The Americans only want to maintain the charade of a "peace process" as it gives them an important political platform in the Middle East. US administrations class themselves as honest brokers in these talks, but its quite clear that the Americans have hardly been honest in their dealings with either party.
In fact, the US is not a third party at all, but was and remains in the Israeli camp. It used its political and financial leverage as a platform that allowed it to advance Israeli interests first, and their own interests second. Indyk is an example.

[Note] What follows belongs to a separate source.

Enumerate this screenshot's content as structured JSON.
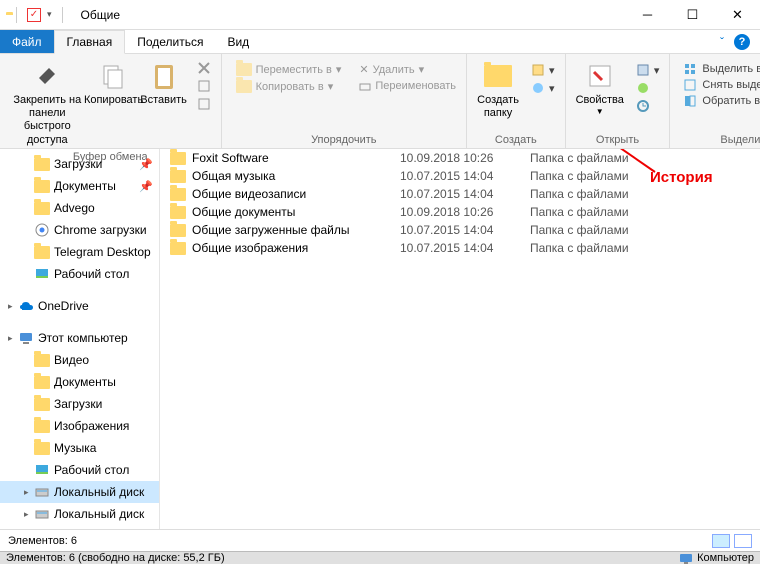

Indyk, the prospective harbinger of peace, worked for the pro-Israeli lobby group AIPAC in 1982. AIPAC -- the American Israel Public Affairs Committee -- is a rightwing outlet that has invested unlimited funds and energy to impede any just and peaceful resolution to the conflict. It has such a strong grip over US Congress to the extent that some have suggested that Capitol Hill has become, in a sense, an occupied territory of Israel and its allies.
Indyk's most important contribution to Israel, however, was the founding of the Washington Institute for Near East Policy (WINEP) in 1985, another Israeli lobby outlet that has done tremendous damage to the credibility of US foreign policy in the Middle East by using "intellectuals" and "experts" as mediums.
Writing in Mondoweiss last year, Max Blumenthal recalled some interesting statements made by Indyk at J Street's first annual convention in Washington DC in 2009. J Street is another Israeli lobby group that has cleverly distinguished itself as pro-peace, thus deceiving many into believing that AIPAC's dominance in Washington is being seriously challenged. However, its cleverly worded statements and the colorful past of its honored guests and speakers indicate otherwise. Indyk, the rightwing Israel lobbyist, was indeed among friends.
"I remembered stumbling into a huge auditorium to hear Indyk describe how he made 'aliyah to Washington' during the 1980s to ensure that US policy remained slanted in Israel's favor, and go on to blame Yasser Arafat for the failure of Camp David," Blumenthal recalled.
The Hebrew word aliyah translates as "elevation," but is used mostly to describe the immigration of Jews into Israel.
He quoted Indyk. "I came to that conclusion 35 years ago when I was a student in Jerusalem and the Yom Kippur war broke out," said Indyk. "I worked as a volunteer there in those terrible days when Israel's survival seemed to hang in the balance and I witnessed the misery of war and the critical role that the United States in the form of Henry Kissinger played through activist diplomacy in forging a peace out of that horrendous war."
These were not passing comments made by Indyk, but a reflection of the man's undying commitment, not to peace, but to Israel, or more accurately, to "peace" as envisioned by Israel -- and this is the core of the ongoing crisis.
Netanyahu never ceases to talk about peace, as does his Foreign Minister Avigdor Lieberman. Even Minister of Economy Naftali Bennett, leader of the extremist party, The Jewish Home, is an ardent advocate of peace. But it is not peace that is predicated on justice or that envisaged by international and humanitarian laws. It is specifically tailored peace that would allow Israel to maintain an unmistakably racist agenda and a colonial policy of land grabbing.
Unsurprisingly, this is the same kind of "peace" that the Americans envision. Kerry's new peace agenda is not entirely a rehash of old agendas. Yes, it is that too, but it almost completely embraces the once far-fetched ideas of Lieberman and rightwing groups, that of annexations -- the Jordan Valley -- and "land swaps" in exchange of main settlement blocs. When Lieberman floated these ideas a few years ago, he sounded like a deranged politician. Thanks to Kerry, it is now part of mainstream thinking.
So Indyk, who dedicated a lifetime to securing an Israeli style "peace," is now magically branded as the one attempting to revive talks and exert pressure on both sides like any good "honest broker" would do in these situations.